The data below should be printed in full, exactly, and without any of its images.

DATA FOR THIS TASK Block Start

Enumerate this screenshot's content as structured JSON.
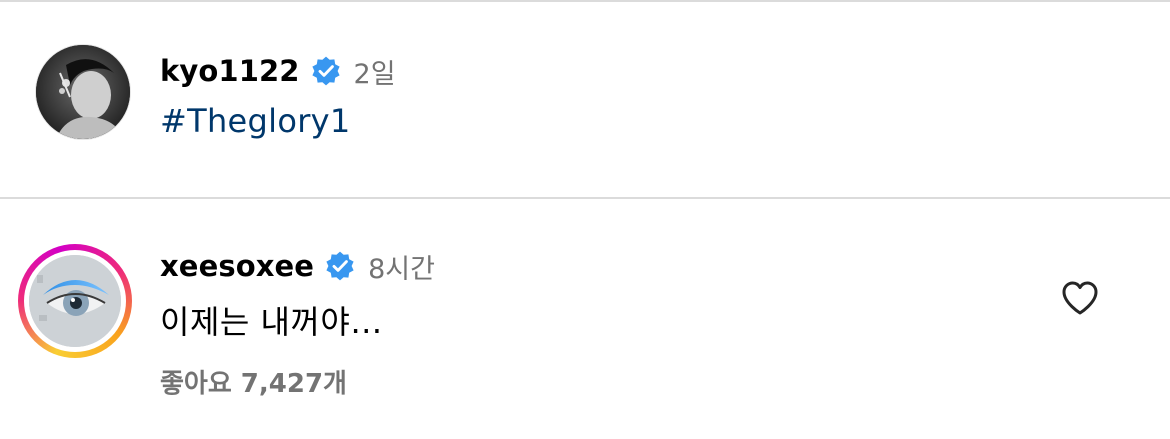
{
  "caption": {
    "username": "kyo1122",
    "verified": true,
    "time": "2일",
    "text": "#Theglory1"
  },
  "comment": {
    "username": "xeesoxee",
    "verified": true,
    "time": "8시간",
    "text": "이제는 내꺼야…",
    "likes_label": "좋아요 7,427개",
    "like_icon": "heart-outline-icon"
  },
  "colors": {
    "verified_blue": "#3897f0",
    "hashtag": "#00376b",
    "secondary_text": "#737373",
    "divider": "#dbdbdb"
  }
}
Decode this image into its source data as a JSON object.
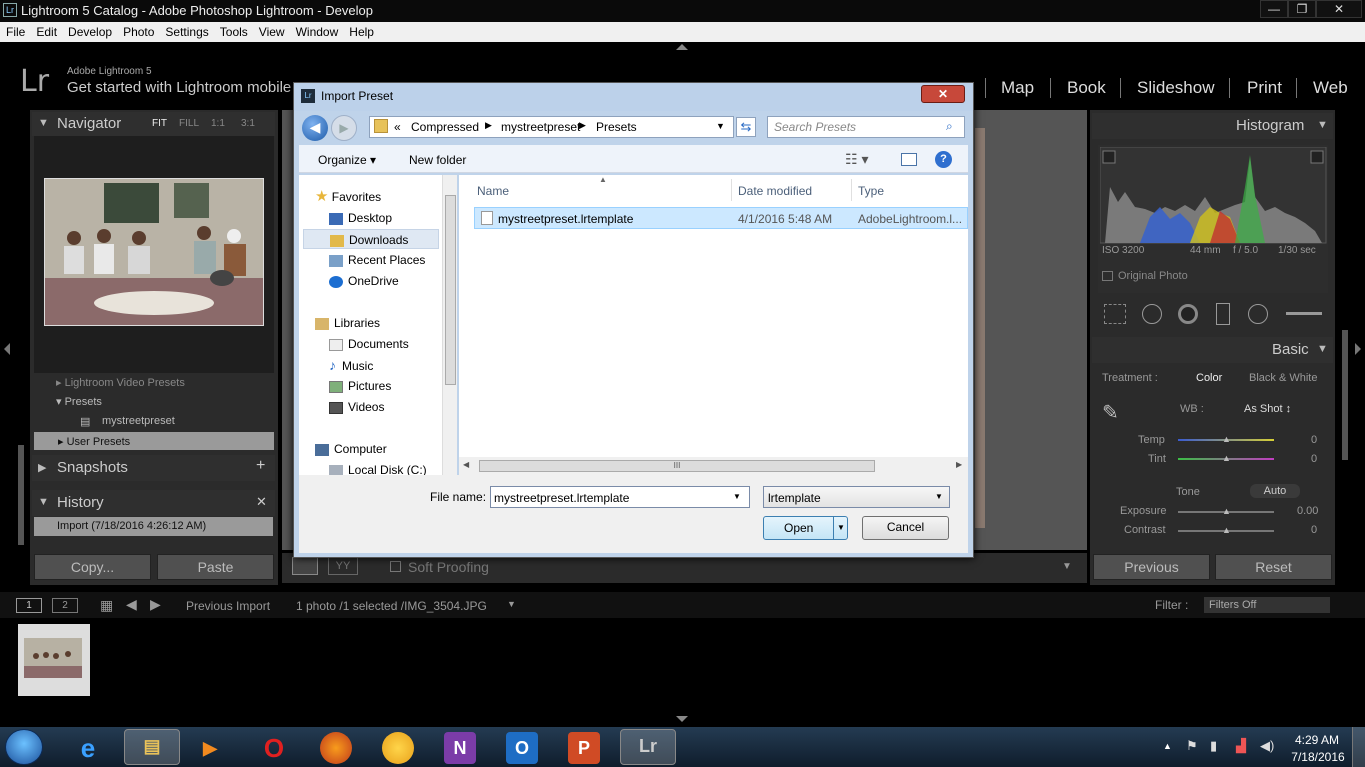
{
  "window": {
    "title": "Lightroom 5 Catalog - Adobe Photoshop Lightroom - Develop",
    "icon_label": "Lr",
    "controls": {
      "minimize": "—",
      "maximize": "❐",
      "close": "✕"
    }
  },
  "menu": [
    "File",
    "Edit",
    "Develop",
    "Photo",
    "Settings",
    "Tools",
    "View",
    "Window",
    "Help"
  ],
  "lr_header": {
    "logo": "Lr",
    "product": "Adobe Lightroom 5",
    "tagline": "Get started with Lightroom mobile",
    "modules": [
      "Map",
      "Book",
      "Slideshow",
      "Print",
      "Web"
    ]
  },
  "left_panel": {
    "navigator": {
      "title": "Navigator",
      "zoom": [
        "FIT",
        "FILL",
        "1:1",
        "3:1"
      ]
    },
    "presets": {
      "items": [
        "Lightroom Video Presets",
        "Presets",
        "mystreetpreset",
        "User Presets"
      ]
    },
    "snapshots": {
      "title": "Snapshots",
      "add": "+"
    },
    "history": {
      "title": "History",
      "close": "✕",
      "items": [
        "Import (7/18/2016 4:26:12 AM)"
      ]
    },
    "copy_button": "Copy...",
    "paste_button": "Paste"
  },
  "right_panel": {
    "histogram": {
      "title": "Histogram",
      "iso": "ISO 3200",
      "focal": "44 mm",
      "aperture": "f / 5.0",
      "shutter": "1/30 sec",
      "original_photo": "Original Photo"
    },
    "basic": {
      "title": "Basic",
      "treatment_label": "Treatment :",
      "treatment_color": "Color",
      "treatment_bw": "Black & White",
      "wb_label": "WB :",
      "wb_value": "As Shot ↕",
      "temp_label": "Temp",
      "temp_value": "0",
      "tint_label": "Tint",
      "tint_value": "0",
      "tone_label": "Tone",
      "auto_label": "Auto",
      "exposure_label": "Exposure",
      "exposure_value": "0.00",
      "contrast_label": "Contrast",
      "contrast_value": "0"
    },
    "previous_button": "Previous",
    "reset_button": "Reset"
  },
  "center_toolbar": {
    "soft_proofing": "Soft Proofing",
    "yy": "YY"
  },
  "filmstrip_bar": {
    "view1": "1",
    "view2": "2",
    "source": "Previous Import",
    "info": "1 photo /1 selected /IMG_3504.JPG",
    "filter_label": "Filter :",
    "filter_value": "Filters Off"
  },
  "dialog": {
    "title": "Import Preset",
    "close": "✕",
    "breadcrumb": [
      "«",
      "Compressed",
      "mystreetpreset",
      "Presets"
    ],
    "search_placeholder": "Search Presets",
    "organize": "Organize ▾",
    "new_folder": "New folder",
    "nav": {
      "favorites": "Favorites",
      "desktop": "Desktop",
      "downloads": "Downloads",
      "recent": "Recent Places",
      "onedrive": "OneDrive",
      "libraries": "Libraries",
      "documents": "Documents",
      "music": "Music",
      "pictures": "Pictures",
      "videos": "Videos",
      "computer": "Computer",
      "localdisk": "Local Disk (C:)"
    },
    "columns": {
      "name": "Name",
      "date": "Date modified",
      "type": "Type"
    },
    "files": [
      {
        "name": "mystreetpreset.lrtemplate",
        "date": "4/1/2016 5:48 AM",
        "type": "AdobeLightroom.l..."
      }
    ],
    "filename_label": "File name:",
    "filename_value": "mystreetpreset.lrtemplate",
    "filetype_value": "lrtemplate",
    "open_button": "Open",
    "cancel_button": "Cancel",
    "hscroll_grip": "III"
  },
  "taskbar": {
    "time": "4:29 AM",
    "date": "7/18/2016"
  },
  "colors": {
    "lr_bg": "#2b2b2b",
    "dialog_frame": "#bfd3ea",
    "selection": "#cce8ff",
    "close_red": "#c7483a"
  }
}
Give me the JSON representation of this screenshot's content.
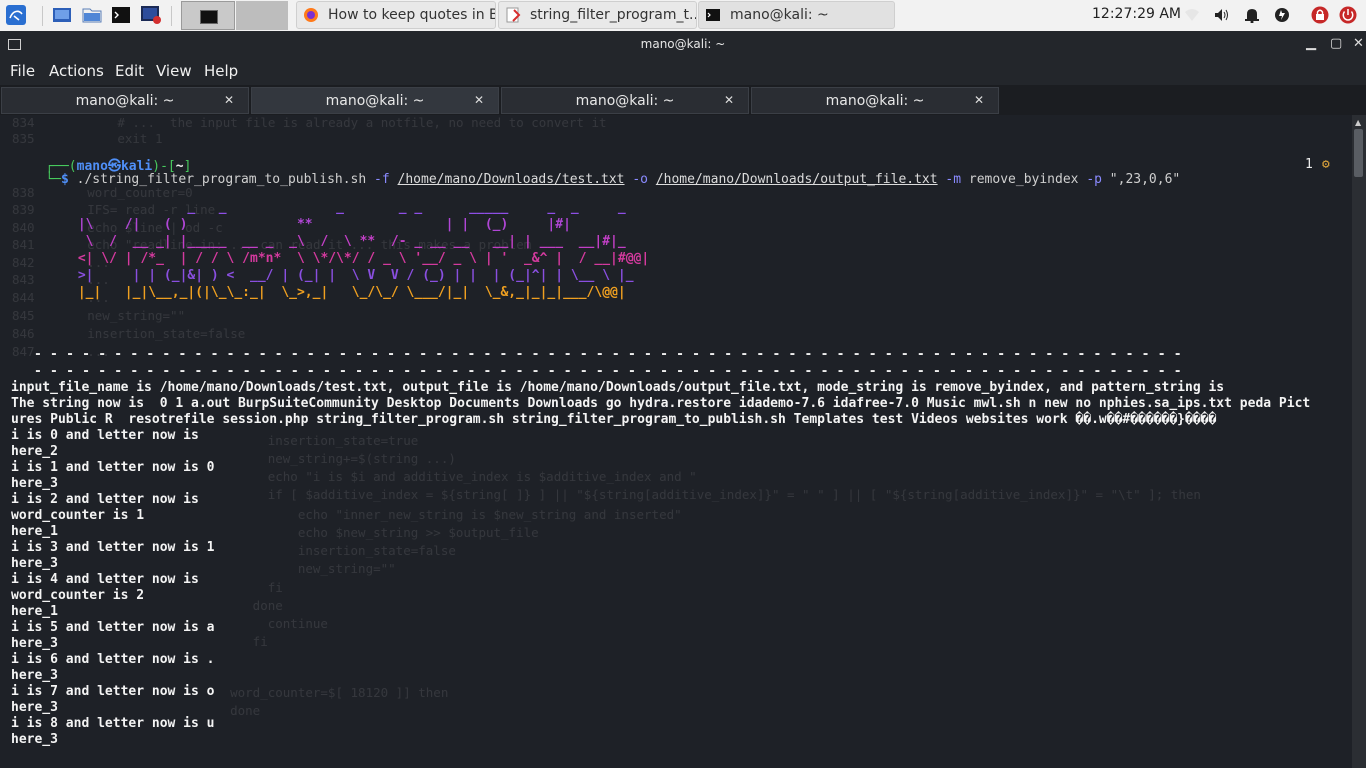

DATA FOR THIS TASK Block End

### EXERCISE OUTPUT
Enumerate this screenshot's content as structured JSON.
{
  "caption": {
    "username": "kyo1122",
    "verified": true,
    "time": "2일",
    "text": "#Theglory1"
  },
  "comment": {
    "username": "xeesoxee",
    "verified": true,
    "time": "8시간",
    "text": "이제는 내꺼야…",
    "likes_label": "좋아요 7,427개",
    "like_icon": "heart-outline-icon"
  },
  "colors": {
    "verified_blue": "#3897f0",
    "hashtag": "#00376b",
    "secondary_text": "#737373",
    "divider": "#dbdbdb"
  }
}
Decode this image into its source data as a JSON object.
{
  "window": {
    "title": "Lightroom 5 Catalog - Adobe Photoshop Lightroom - Develop",
    "icon_label": "Lr",
    "controls": {
      "minimize": "—",
      "maximize": "❐",
      "close": "✕"
    }
  },
  "menu": [
    "File",
    "Edit",
    "Develop",
    "Photo",
    "Settings",
    "Tools",
    "View",
    "Window",
    "Help"
  ],
  "lr_header": {
    "logo": "Lr",
    "product": "Adobe Lightroom 5",
    "tagline": "Get started with Lightroom mobile",
    "modules": [
      "Map",
      "Book",
      "Slideshow",
      "Print",
      "Web"
    ]
  },
  "left_panel": {
    "navigator": {
      "title": "Navigator",
      "zoom": [
        "FIT",
        "FILL",
        "1:1",
        "3:1"
      ]
    },
    "presets": {
      "items": [
        "Lightroom Video Presets",
        "Presets",
        "mystreetpreset",
        "User Presets"
      ]
    },
    "snapshots": {
      "title": "Snapshots",
      "add": "+"
    },
    "history": {
      "title": "History",
      "close": "✕",
      "items": [
        "Import (7/18/2016 4:26:12 AM)"
      ]
    },
    "copy_button": "Copy...",
    "paste_button": "Paste"
  },
  "right_panel": {
    "histogram": {
      "title": "Histogram",
      "iso": "ISO 3200",
      "focal": "44 mm",
      "aperture": "f / 5.0",
      "shutter": "1/30 sec",
      "original_photo": "Original Photo"
    },
    "basic": {
      "title": "Basic",
      "treatment_label": "Treatment :",
      "treatment_color": "Color",
      "treatment_bw": "Black & White",
      "wb_label": "WB :",
      "wb_value": "As Shot ↕",
      "temp_label": "Temp",
      "temp_value": "0",
      "tint_label": "Tint",
      "tint_value": "0",
      "tone_label": "Tone",
      "auto_label": "Auto",
      "exposure_label": "Exposure",
      "exposure_value": "0.00",
      "contrast_label": "Contrast",
      "contrast_value": "0"
    },
    "previous_button": "Previous",
    "reset_button": "Reset"
  },
  "center_toolbar": {
    "soft_proofing": "Soft Proofing",
    "yy": "YY"
  },
  "filmstrip_bar": {
    "view1": "1",
    "view2": "2",
    "source": "Previous Import",
    "info": "1 photo /1 selected /IMG_3504.JPG",
    "filter_label": "Filter :",
    "filter_value": "Filters Off"
  },
  "dialog": {
    "title": "Import Preset",
    "close": "✕",
    "breadcrumb": [
      "«",
      "Compressed",
      "mystreetpreset",
      "Presets"
    ],
    "search_placeholder": "Search Presets",
    "organize": "Organize ▾",
    "new_folder": "New folder",
    "nav": {
      "favorites": "Favorites",
      "desktop": "Desktop",
      "downloads": "Downloads",
      "recent": "Recent Places",
      "onedrive": "OneDrive",
      "libraries": "Libraries",
      "documents": "Documents",
      "music": "Music",
      "pictures": "Pictures",
      "videos": "Videos",
      "computer": "Computer",
      "localdisk": "Local Disk (C:)"
    },
    "columns": {
      "name": "Name",
      "date": "Date modified",
      "type": "Type"
    },
    "files": [
      {
        "name": "mystreetpreset.lrtemplate",
        "date": "4/1/2016 5:48 AM",
        "type": "AdobeLightroom.l..."
      }
    ],
    "filename_label": "File name:",
    "filename_value": "mystreetpreset.lrtemplate",
    "filetype_value": "lrtemplate",
    "open_button": "Open",
    "cancel_button": "Cancel",
    "hscroll_grip": "III"
  },
  "taskbar": {
    "time": "4:29 AM",
    "date": "7/18/2016"
  },
  "colors": {
    "lr_bg": "#2b2b2b",
    "dialog_frame": "#bfd3ea",
    "selection": "#cce8ff",
    "close_red": "#c7483a"
  }
}
Give me the JSON representation of this screenshot's content.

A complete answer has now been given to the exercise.